▶ [Task details]:
Reproduce the following data exactly, minus any images.

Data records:
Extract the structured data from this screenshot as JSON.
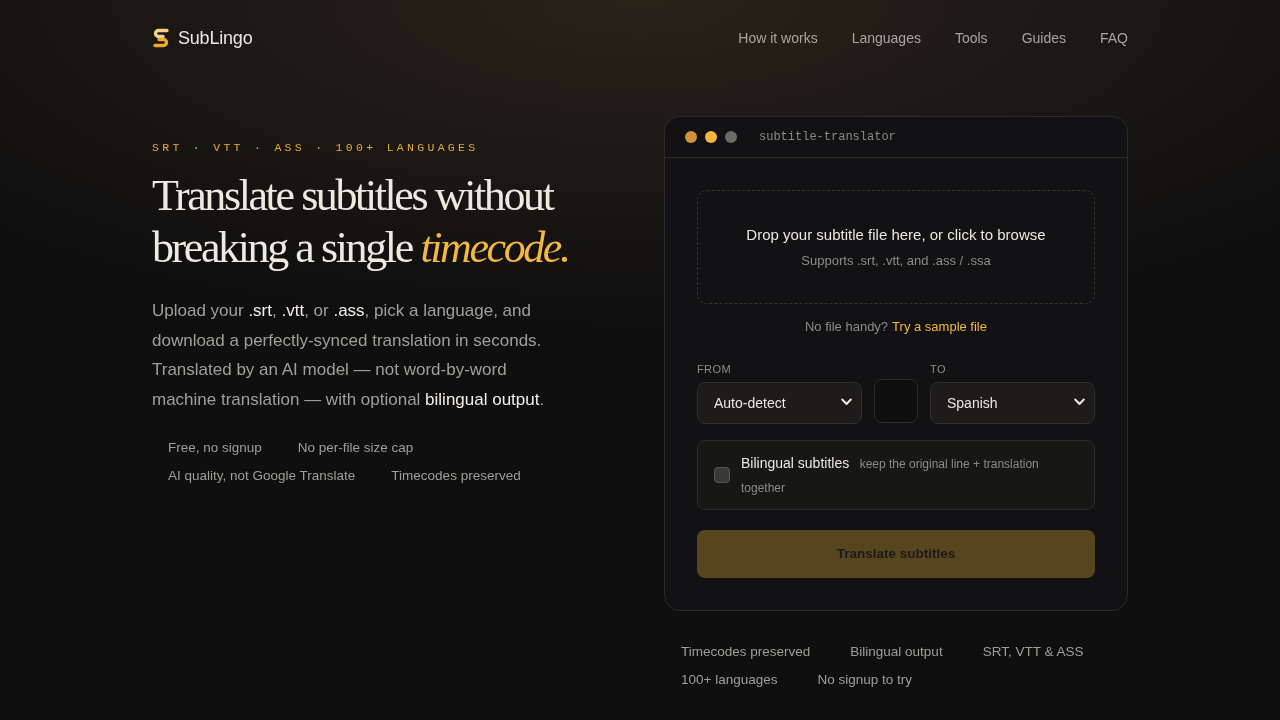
{
  "nav": {
    "brand": "SubLingo",
    "links": [
      "How it works",
      "Languages",
      "Tools",
      "Guides",
      "FAQ"
    ]
  },
  "hero": {
    "eyebrow": "SRT · VTT · ASS · 100+ LANGUAGES",
    "title": "Translate subtitles without breaking a single *timecode.*",
    "lead": "Upload your **.srt**, **.vtt**, or **.ass**, pick a language, and download a perfectly-synced translation in seconds. Translated by an AI model — not word-by-word machine translation — with optional **bilingual output**.",
    "perks": [
      "Free, no signup",
      "No per-file size cap",
      "AI quality, not Google Translate",
      "Timecodes preserved"
    ]
  },
  "translator": {
    "window_dots": [
      {
        "color": "#d4913c"
      },
      {
        "color": "#f4b740"
      },
      {
        "color": "#6b6a66"
      }
    ],
    "window_title": "subtitle-translator",
    "dropzone": {
      "title": "Drop your subtitle file here, or click to browse",
      "hint": "Supports .srt, .vtt, and .ass / .ssa"
    },
    "sample": {
      "prompt": "No file handy?",
      "link": "Try a sample file"
    },
    "from": {
      "label": "FROM",
      "value": "Auto-detect"
    },
    "to": {
      "label": "TO",
      "value": "Spanish"
    },
    "bilingual": {
      "label": "Bilingual subtitles",
      "hint": "keep the original line + translation together",
      "checked": false
    },
    "submit": {
      "label": "Translate subtitles",
      "disabled": true
    }
  },
  "highlights": [
    "Timecodes preserved",
    "Bilingual output",
    "SRT, VTT & ASS",
    "100+ languages",
    "No signup to try"
  ]
}
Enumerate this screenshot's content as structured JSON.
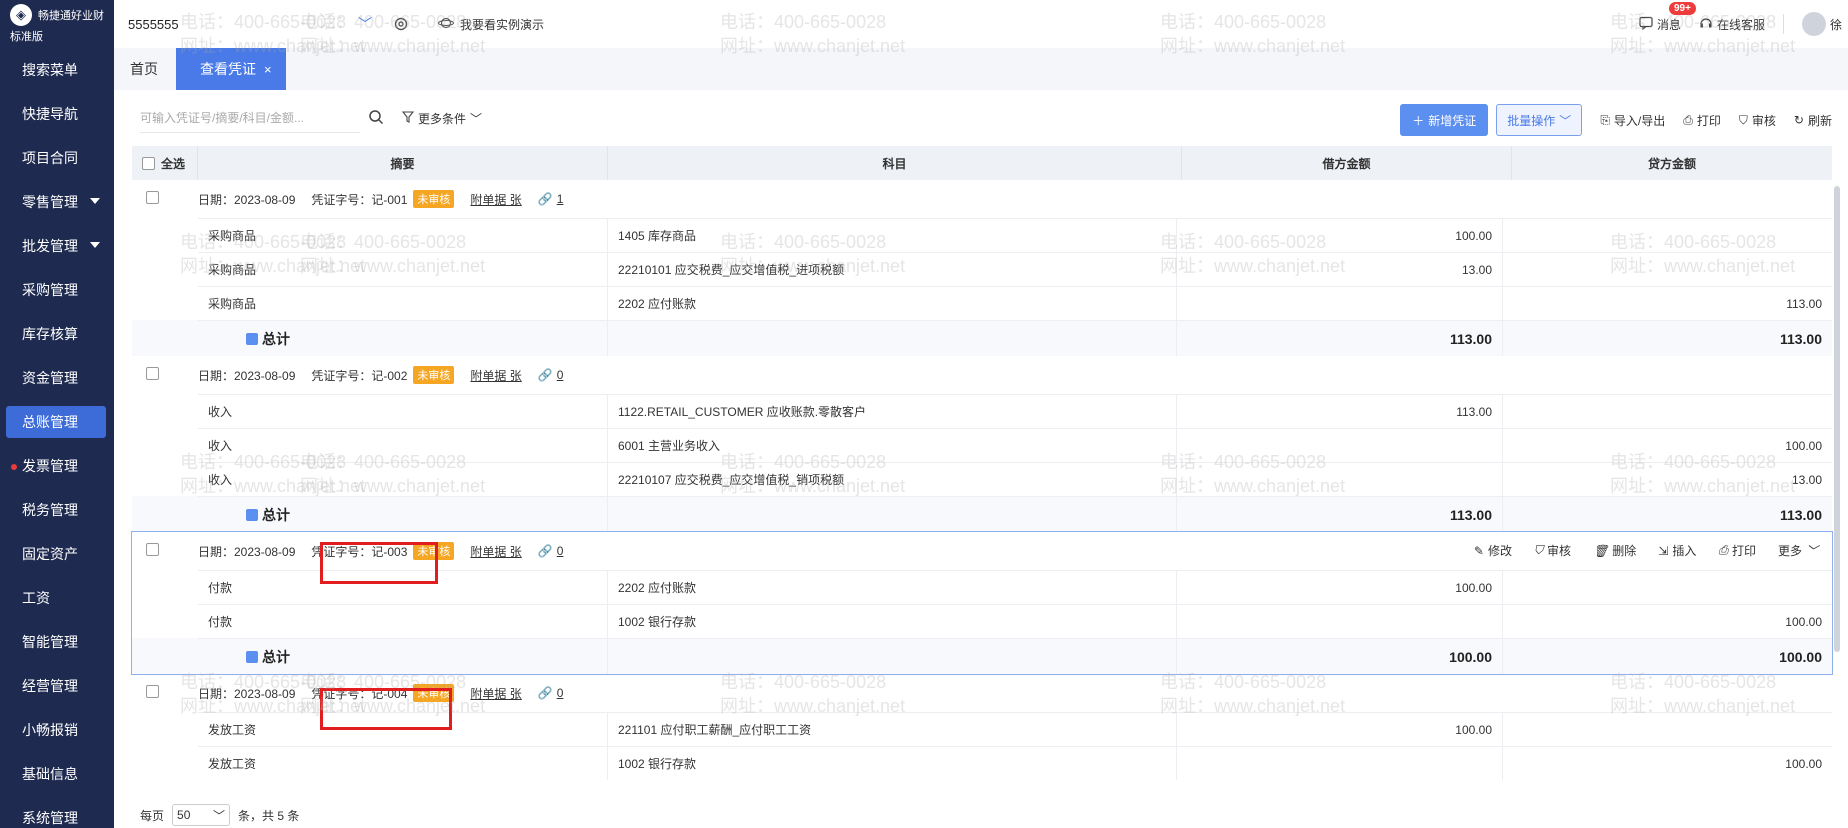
{
  "brand": {
    "name": "畅捷通好业财",
    "edition": "标准版",
    "logo_icon": "chanjet-logo"
  },
  "sidebar": {
    "items": [
      {
        "label": "搜索菜单",
        "caret": false,
        "active": false
      },
      {
        "label": "快捷导航",
        "caret": false,
        "active": false
      },
      {
        "label": "项目合同",
        "caret": false,
        "active": false
      },
      {
        "label": "零售管理",
        "caret": true,
        "active": false
      },
      {
        "label": "批发管理",
        "caret": true,
        "active": false
      },
      {
        "label": "采购管理",
        "caret": false,
        "active": false
      },
      {
        "label": "库存核算",
        "caret": false,
        "active": false
      },
      {
        "label": "资金管理",
        "caret": false,
        "active": false
      },
      {
        "label": "总账管理",
        "caret": false,
        "active": true
      },
      {
        "label": "发票管理",
        "caret": false,
        "active": false,
        "dot": true
      },
      {
        "label": "税务管理",
        "caret": false,
        "active": false
      },
      {
        "label": "固定资产",
        "caret": false,
        "active": false
      },
      {
        "label": "工资",
        "caret": false,
        "active": false
      },
      {
        "label": "智能管理",
        "caret": false,
        "active": false
      },
      {
        "label": "经营管理",
        "caret": false,
        "active": false
      },
      {
        "label": "小畅报销",
        "caret": false,
        "active": false
      },
      {
        "label": "基础信息",
        "caret": false,
        "active": false
      },
      {
        "label": "系统管理",
        "caret": false,
        "active": false
      }
    ]
  },
  "topbar": {
    "company": "5555555",
    "demo_label": "我要看实例演示",
    "messages_label": "消息",
    "messages_badge": "99+",
    "service_label": "在线客服",
    "user_label": "徐"
  },
  "tabs": [
    {
      "label": "首页",
      "active": false
    },
    {
      "label": "查看凭证",
      "active": true,
      "close": "×"
    }
  ],
  "toolbar": {
    "search_placeholder": "可输入凭证号/摘要/科目/金额...",
    "more_conditions": "更多条件",
    "new_voucher": "新增凭证",
    "batch": "批量操作",
    "import_export": "导入/导出",
    "print": "打印",
    "audit": "审核",
    "refresh": "刷新"
  },
  "table": {
    "headers": {
      "select_all": "全选",
      "summary": "摘要",
      "account": "科目",
      "debit": "借方金额",
      "credit": "贷方金额"
    },
    "total_label": "总计",
    "vouchers": [
      {
        "date": "日期：2023-08-09",
        "number": "凭证字号：记-001",
        "status": "未审核",
        "attachment": "附单据 张",
        "link_count": "1",
        "rows": [
          {
            "summary": "采购商品",
            "account": "1405 库存商品",
            "debit": "100.00",
            "credit": ""
          },
          {
            "summary": "采购商品",
            "account": "22210101 应交税费_应交增值税_进项税额",
            "debit": "13.00",
            "credit": ""
          },
          {
            "summary": "采购商品",
            "account": "2202 应付账款",
            "debit": "",
            "credit": "113.00"
          }
        ],
        "total_debit": "113.00",
        "total_credit": "113.00"
      },
      {
        "date": "日期：2023-08-09",
        "number": "凭证字号：记-002",
        "status": "未审核",
        "attachment": "附单据 张",
        "link_count": "0",
        "rows": [
          {
            "summary": "收入",
            "account": "1122.RETAIL_CUSTOMER  应收账款.零散客户",
            "debit": "113.00",
            "credit": ""
          },
          {
            "summary": "收入",
            "account": "6001 主营业务收入",
            "debit": "",
            "credit": "100.00"
          },
          {
            "summary": "收入",
            "account": "22210107 应交税费_应交增值税_销项税额",
            "debit": "",
            "credit": "13.00"
          }
        ],
        "total_debit": "113.00",
        "total_credit": "113.00"
      },
      {
        "date": "日期：2023-08-09",
        "number": "凭证字号：记-003",
        "status": "未审核",
        "attachment": "附单据 张",
        "link_count": "0",
        "actions": {
          "edit": "修改",
          "audit": "审核",
          "delete": "删除",
          "insert": "插入",
          "print": "打印",
          "more": "更多"
        },
        "rows": [
          {
            "summary": "付款",
            "account": "2202 应付账款",
            "debit": "100.00",
            "credit": ""
          },
          {
            "summary": "付款",
            "account": "1002 银行存款",
            "debit": "",
            "credit": "100.00"
          }
        ],
        "total_debit": "100.00",
        "total_credit": "100.00"
      },
      {
        "date": "日期：2023-08-09",
        "number": "凭证字号：记-004",
        "status": "未审核",
        "attachment": "附单据 张",
        "link_count": "0",
        "rows": [
          {
            "summary": "发放工资",
            "account": "221101 应付职工薪酬_应付职工工资",
            "debit": "100.00",
            "credit": ""
          },
          {
            "summary": "发放工资",
            "account": "1002 银行存款",
            "debit": "",
            "credit": "100.00"
          }
        ]
      }
    ]
  },
  "pager": {
    "per_page_label": "每页",
    "per_page_value": "50",
    "total_text": "条，共 5 条"
  },
  "watermark": {
    "phone": "电话：400-665-0028",
    "site": "网址：www.chanjet.net"
  },
  "colors": {
    "sidebar_bg": "#1e2a4f",
    "accent": "#4a7ae8",
    "status_orange": "#f5a623",
    "highlight_red": "#e11d1d"
  }
}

▶ [Reply]:
Extract the structured data from this screenshot as JSON.
{
  "nav": {
    "brand": "SubLingo",
    "links": [
      "How it works",
      "Languages",
      "Tools",
      "Guides",
      "FAQ"
    ]
  },
  "hero": {
    "eyebrow": "SRT · VTT · ASS · 100+ LANGUAGES",
    "title": "Translate subtitles without breaking a single *timecode.*",
    "lead": "Upload your **.srt**, **.vtt**, or **.ass**, pick a language, and download a perfectly-synced translation in seconds. Translated by an AI model — not word-by-word machine translation — with optional **bilingual output**.",
    "perks": [
      "Free, no signup",
      "No per-file size cap",
      "AI quality, not Google Translate",
      "Timecodes preserved"
    ]
  },
  "translator": {
    "window_dots": [
      {
        "color": "#d4913c"
      },
      {
        "color": "#f4b740"
      },
      {
        "color": "#6b6a66"
      }
    ],
    "window_title": "subtitle-translator",
    "dropzone": {
      "title": "Drop your subtitle file here, or click to browse",
      "hint": "Supports .srt, .vtt, and .ass / .ssa"
    },
    "sample": {
      "prompt": "No file handy?",
      "link": "Try a sample file"
    },
    "from": {
      "label": "FROM",
      "value": "Auto-detect"
    },
    "to": {
      "label": "TO",
      "value": "Spanish"
    },
    "bilingual": {
      "label": "Bilingual subtitles",
      "hint": "keep the original line + translation together",
      "checked": false
    },
    "submit": {
      "label": "Translate subtitles",
      "disabled": true
    }
  },
  "highlights": [
    "Timecodes preserved",
    "Bilingual output",
    "SRT, VTT & ASS",
    "100+ languages",
    "No signup to try"
  ]
}
Enumerate this screenshot's content as structured JSON.
{
  "brand": {
    "name": "畅捷通好业财",
    "edition": "标准版",
    "logo_icon": "chanjet-logo"
  },
  "sidebar": {
    "items": [
      {
        "label": "搜索菜单",
        "caret": false,
        "active": false
      },
      {
        "label": "快捷导航",
        "caret": false,
        "active": false
      },
      {
        "label": "项目合同",
        "caret": false,
        "active": false
      },
      {
        "label": "零售管理",
        "caret": true,
        "active": false
      },
      {
        "label": "批发管理",
        "caret": true,
        "active": false
      },
      {
        "label": "采购管理",
        "caret": false,
        "active": false
      },
      {
        "label": "库存核算",
        "caret": false,
        "active": false
      },
      {
        "label": "资金管理",
        "caret": false,
        "active": false
      },
      {
        "label": "总账管理",
        "caret": false,
        "active": true
      },
      {
        "label": "发票管理",
        "caret": false,
        "active": false,
        "dot": true
      },
      {
        "label": "税务管理",
        "caret": false,
        "active": false
      },
      {
        "label": "固定资产",
        "caret": false,
        "active": false
      },
      {
        "label": "工资",
        "caret": false,
        "active": false
      },
      {
        "label": "智能管理",
        "caret": false,
        "active": false
      },
      {
        "label": "经营管理",
        "caret": false,
        "active": false
      },
      {
        "label": "小畅报销",
        "caret": false,
        "active": false
      },
      {
        "label": "基础信息",
        "caret": false,
        "active": false
      },
      {
        "label": "系统管理",
        "caret": false,
        "active": false
      }
    ]
  },
  "topbar": {
    "company": "5555555",
    "demo_label": "我要看实例演示",
    "messages_label": "消息",
    "messages_badge": "99+",
    "service_label": "在线客服",
    "user_label": "徐"
  },
  "tabs": [
    {
      "label": "首页",
      "active": false
    },
    {
      "label": "查看凭证",
      "active": true,
      "close": "×"
    }
  ],
  "toolbar": {
    "search_placeholder": "可输入凭证号/摘要/科目/金额...",
    "more_conditions": "更多条件",
    "new_voucher": "新增凭证",
    "batch": "批量操作",
    "import_export": "导入/导出",
    "print": "打印",
    "audit": "审核",
    "refresh": "刷新"
  },
  "table": {
    "headers": {
      "select_all": "全选",
      "summary": "摘要",
      "account": "科目",
      "debit": "借方金额",
      "credit": "贷方金额"
    },
    "total_label": "总计",
    "vouchers": [
      {
        "date": "日期：2023-08-09",
        "number": "凭证字号：记-001",
        "status": "未审核",
        "attachment": "附单据 张",
        "link_count": "1",
        "rows": [
          {
            "summary": "采购商品",
            "account": "1405 库存商品",
            "debit": "100.00",
            "credit": ""
          },
          {
            "summary": "采购商品",
            "account": "22210101 应交税费_应交增值税_进项税额",
            "debit": "13.00",
            "credit": ""
          },
          {
            "summary": "采购商品",
            "account": "2202 应付账款",
            "debit": "",
            "credit": "113.00"
          }
        ],
        "total_debit": "113.00",
        "total_credit": "113.00"
      },
      {
        "date": "日期：2023-08-09",
        "number": "凭证字号：记-002",
        "status": "未审核",
        "attachment": "附单据 张",
        "link_count": "0",
        "rows": [
          {
            "summary": "收入",
            "account": "1122.RETAIL_CUSTOMER  应收账款.零散客户",
            "debit": "113.00",
            "credit": ""
          },
          {
            "summary": "收入",
            "account": "6001 主营业务收入",
            "debit": "",
            "credit": "100.00"
          },
          {
            "summary": "收入",
            "account": "22210107 应交税费_应交增值税_销项税额",
            "debit": "",
            "credit": "13.00"
          }
        ],
        "total_debit": "113.00",
        "total_credit": "113.00"
      },
      {
        "date": "日期：2023-08-09",
        "number": "凭证字号：记-003",
        "status": "未审核",
        "attachment": "附单据 张",
        "link_count": "0",
        "actions": {
          "edit": "修改",
          "audit": "审核",
          "delete": "删除",
          "insert": "插入",
          "print": "打印",
          "more": "更多"
        },
        "rows": [
          {
            "summary": "付款",
            "account": "2202 应付账款",
            "debit": "100.00",
            "credit": ""
          },
          {
            "summary": "付款",
            "account": "1002 银行存款",
            "debit": "",
            "credit": "100.00"
          }
        ],
        "total_debit": "100.00",
        "total_credit": "100.00"
      },
      {
        "date": "日期：2023-08-09",
        "number": "凭证字号：记-004",
        "status": "未审核",
        "attachment": "附单据 张",
        "link_count": "0",
        "rows": [
          {
            "summary": "发放工资",
            "account": "221101 应付职工薪酬_应付职工工资",
            "debit": "100.00",
            "credit": ""
          },
          {
            "summary": "发放工资",
            "account": "1002 银行存款",
            "debit": "",
            "credit": "100.00"
          }
        ]
      }
    ]
  },
  "pager": {
    "per_page_label": "每页",
    "per_page_value": "50",
    "total_text": "条，共 5 条"
  },
  "watermark": {
    "phone": "电话：400-665-0028",
    "site": "网址：www.chanjet.net"
  },
  "colors": {
    "sidebar_bg": "#1e2a4f",
    "accent": "#4a7ae8",
    "status_orange": "#f5a623",
    "highlight_red": "#e11d1d"
  }
}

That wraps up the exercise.